Wednesday, Feb. 5, 2020|11:00 am – 12:30 pm |MC 4-800 | 1818 H Street, Washington DC, 20433
How to Halve Illiteracy: a View from the Science of Reading
Professor Daniel T. Willingham
Daniel T. Willingham is professor of psychology at the University of Virginia. His bestselling first book, Why Don't Students Like School?, was hailed as "a triumph" by The Washington Post and "brilliant analysis" by The Wall Street Journal, recommended by scores of magazines and blogs, and translated into many languages. His most recent book, When Can You Trust the Experts? was named recommended reading by Nature and Scientific American and made CHOICE's list of Outstanding Academic Titles for 2013. Willingham writes a regular column called Ask the Cognitive Scientist for the American Federation of Teachers' magazine, American Educator. In 2017, Willingham was named by President Obama to the National Board of Education Sciences. He received a BA from Duke University and a PhD from Harvard University.

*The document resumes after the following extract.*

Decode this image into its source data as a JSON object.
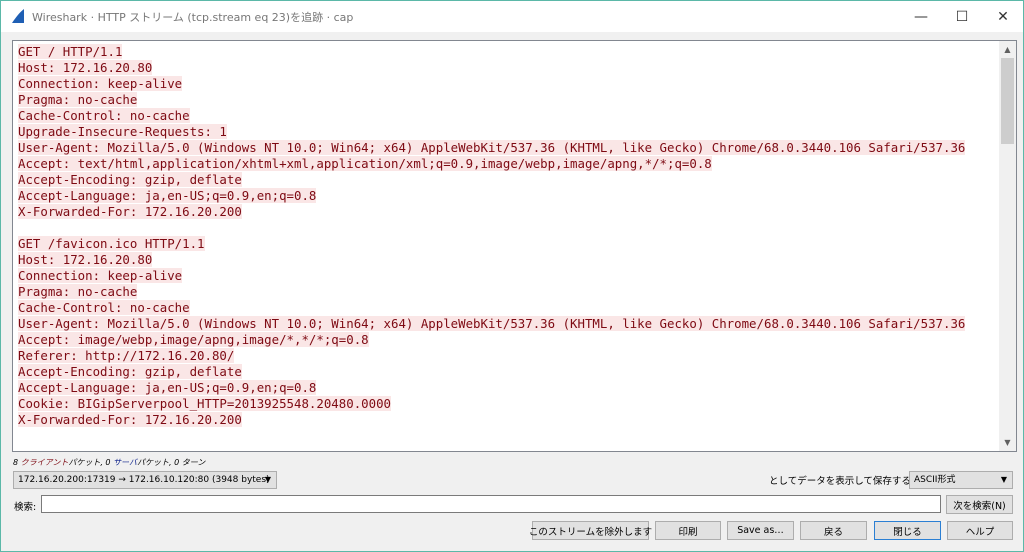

Monday, Sept. 30, 2019 | 12:30 – 2:00 pm | I 2-220 | 1850 I St NW, Washington, DC 20006
The Neuroscience of Adult Learning and Implications for Adult Literacy Programs
Prof. Michael S. C. Thomas
Two Paths to Expertise
Prof. Daniel Schwartz
Professor Daniel Schwartz is an expert in the science of learning. He is the I. James Quillen Dean of the Stanford Graduate School of Education, and the Nomellini and Olivier Professor of Educational Technology.
Well-being is a Skill
Prof. Richard Davidson
Professor Richard Davidson, a world leading neuroscientist in the field of emotions and well-being, is William James and Vilas Research Professor of Psychology and Psychiatry and Founder and Director of the Center for Healthy Minds, University of Wisconsin-Madison.